Among the entries that follow, find every line with the word "materials" and list it.

[Web page and app entries]
'''

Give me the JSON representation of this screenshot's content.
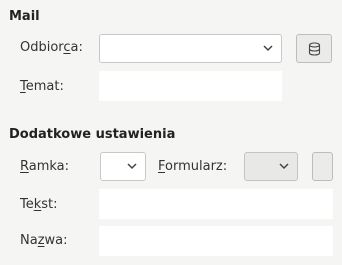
{
  "mail": {
    "heading": "Mail",
    "recipient": {
      "label_pre": "Odbior",
      "label_mn": "c",
      "label_post": "a:",
      "value": ""
    },
    "subject": {
      "label_pre": "",
      "label_mn": "T",
      "label_post": "emat:",
      "value": ""
    },
    "address_book_icon": "database-icon"
  },
  "additional": {
    "heading": "Dodatkowe ustawienia",
    "frame": {
      "label_pre": "",
      "label_mn": "R",
      "label_post": "amka:",
      "value": ""
    },
    "form": {
      "label_pre": "",
      "label_mn": "F",
      "label_post": "ormularz:",
      "value": ""
    },
    "text": {
      "label_pre": "Te",
      "label_mn": "k",
      "label_post": "st:",
      "value": ""
    },
    "name": {
      "label_pre": "Na",
      "label_mn": "z",
      "label_post": "wa:",
      "value": ""
    }
  }
}
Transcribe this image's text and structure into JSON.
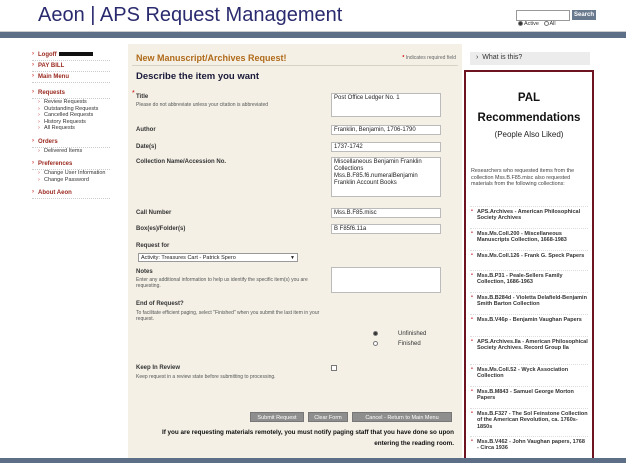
{
  "header": {
    "title": "Aeon | APS Request Management",
    "search_button": "Search",
    "search_value": "",
    "radio_active": "Active",
    "radio_all": "All"
  },
  "sidebar": {
    "logoff": "Logoff",
    "pay_bill": "PAY BILL",
    "main_menu": "Main Menu",
    "requests": {
      "label": "Requests",
      "items": [
        "Review Requests",
        "Outstanding Requests",
        "Cancelled Requests",
        "History Requests",
        "All Requests"
      ]
    },
    "orders": {
      "label": "Orders",
      "items": [
        "Delivered Items"
      ]
    },
    "preferences": {
      "label": "Preferences",
      "items": [
        "Change User Information",
        "Change Password"
      ]
    },
    "about": "About Aeon"
  },
  "form": {
    "title": "New Manuscript/Archives Request!",
    "required_note_star": "*",
    "required_note": "Indicates required field",
    "heading": "Describe the item you want",
    "fields": {
      "title": {
        "label": "Title",
        "star": "*",
        "help": "Please do not abbreviate unless your citation is abbreviated",
        "value": "Post Office Ledger No. 1"
      },
      "author": {
        "label": "Author",
        "value": "Franklin, Benjamin, 1706-1790"
      },
      "dates": {
        "label": "Date(s)",
        "value": "1737-1742"
      },
      "collection": {
        "label": "Collection Name/Accession No.",
        "value": "Miscellaneous Benjamin Franklin\nCollections\nMss.B.F85.f6.numeralBenjamin\nFranklin Account Books"
      },
      "call_number": {
        "label": "Call Number",
        "value": "Mss.B.F85.misc"
      },
      "box_folder": {
        "label": "Box(es)/Folder(s)",
        "value": "B F85f6.11a"
      },
      "request_for": {
        "label": "Request for",
        "value": "Activity: Treasures Cart - Patrick Spero"
      },
      "notes": {
        "label": "Notes",
        "help": "Enter any additional information to help us identify the specific item(s) you are requesting.",
        "value": ""
      },
      "end_of_request": {
        "label": "End of Request?",
        "help": "To facilitate efficient paging, select \"Finished\" when you submit the last item in your request.",
        "option_unfinished": "Unfinished",
        "option_finished": "Finished",
        "selected": "Unfinished"
      },
      "keep_in_review": {
        "label": "Keep In Review",
        "help": "Keep request in a review state before submitting to processing.",
        "checked": false
      }
    },
    "remote_note": "If you are requesting materials remotely, you must notify paging staff that you have done so upon entering the reading room.",
    "buttons": {
      "submit": "Submit Request",
      "clear": "Clear Form",
      "cancel": "Cancel - Return to Main Menu"
    }
  },
  "right": {
    "what_is_this": "What is this?",
    "pal_title": "PAL Recommendations",
    "pal_subtitle": "(People Also Liked)",
    "pal_intro": "Researchers who requested items from the collection Mss.B.F85.misc also requested materials from the following collections:",
    "pal_items": [
      "APS.Archives - American Philosophical Society Archives",
      "Mss.Ms.Coll.200 - Miscellaneous Manuscripts Collection, 1668-1983",
      "Mss.Ms.Coll.126 - Frank G. Speck Papers",
      "Mss.B.P31 - Peale-Sellers Family Collection, 1686-1963",
      "Mss.B.B284d - Violetta Delafield-Benjamin Smith Barton Collection",
      "Mss.B.V46p - Benjamin Vaughan Papers",
      "APS.Archives.IIa - American Philosophical Society Archives. Record Group IIa",
      "Mss.Ms.Coll.52 - Wyck Association Collection",
      "Mss.B.M843 - Samuel George Morton Papers",
      "Mss.B.F327 - The Sol Feinstone Collection of the American Revolution, ca. 1760s-1850s",
      "Mss.B.V462 - John Vaughan papers, 1768 - Circa 1936"
    ]
  }
}
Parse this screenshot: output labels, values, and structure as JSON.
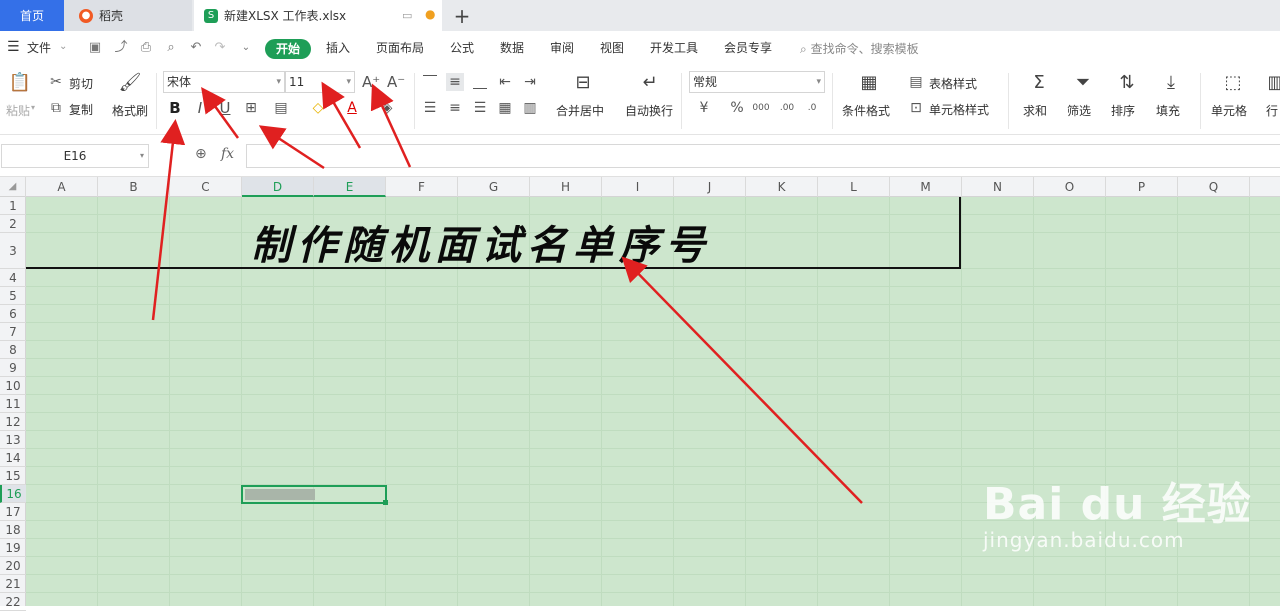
{
  "tabs": {
    "home": "首页",
    "daoke": "稻壳",
    "file": "新建XLSX 工作表.xlsx",
    "new_tab": "+"
  },
  "menu": {
    "file": "文件",
    "start": "开始",
    "items": [
      "插入",
      "页面布局",
      "公式",
      "数据",
      "审阅",
      "视图",
      "开发工具",
      "会员专享"
    ],
    "search": "查找命令、搜索模板"
  },
  "ribbon": {
    "paste": "粘贴",
    "cut": "剪切",
    "copy": "复制",
    "format_painter": "格式刷",
    "font_name": "宋体",
    "font_size": "11",
    "merge_center": "合并居中",
    "auto_wrap": "自动换行",
    "number_format": "常规",
    "table_style": "表格样式",
    "cell_style": "单元格样式",
    "cond_format": "条件格式",
    "sum": "求和",
    "filter": "筛选",
    "sort": "排序",
    "fill": "填充",
    "cell": "单元格",
    "row_col": "行"
  },
  "formula_bar": {
    "name_box": "E16",
    "fx": "fx",
    "content": ""
  },
  "columns": [
    "A",
    "B",
    "C",
    "D",
    "E",
    "F",
    "G",
    "H",
    "I",
    "J",
    "K",
    "L",
    "M",
    "N",
    "O",
    "P",
    "Q"
  ],
  "rows": [
    "1",
    "2",
    "3",
    "4",
    "5",
    "6",
    "7",
    "8",
    "9",
    "10",
    "11",
    "12",
    "13",
    "14",
    "15",
    "16",
    "17",
    "18",
    "19",
    "20",
    "21",
    "22"
  ],
  "sheet": {
    "title_text": "制作随机面试名单序号"
  },
  "watermark": {
    "main": "Bai du 经验",
    "sub": "jingyan.baidu.com"
  },
  "colors": {
    "accent": "#1e9e57",
    "home_tab": "#3470e8",
    "grid_bg": "#cde6cd",
    "arrow": "#e02020"
  }
}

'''

#### Response to the task:
    "remote_note": "If you are requesting materials remotely, you must notify paging staff that you have done so upon entering the reading room.",
    "pal_intro": "Researchers who requested items from the collection Mss.B.F85.misc also requested materials from the following collections:",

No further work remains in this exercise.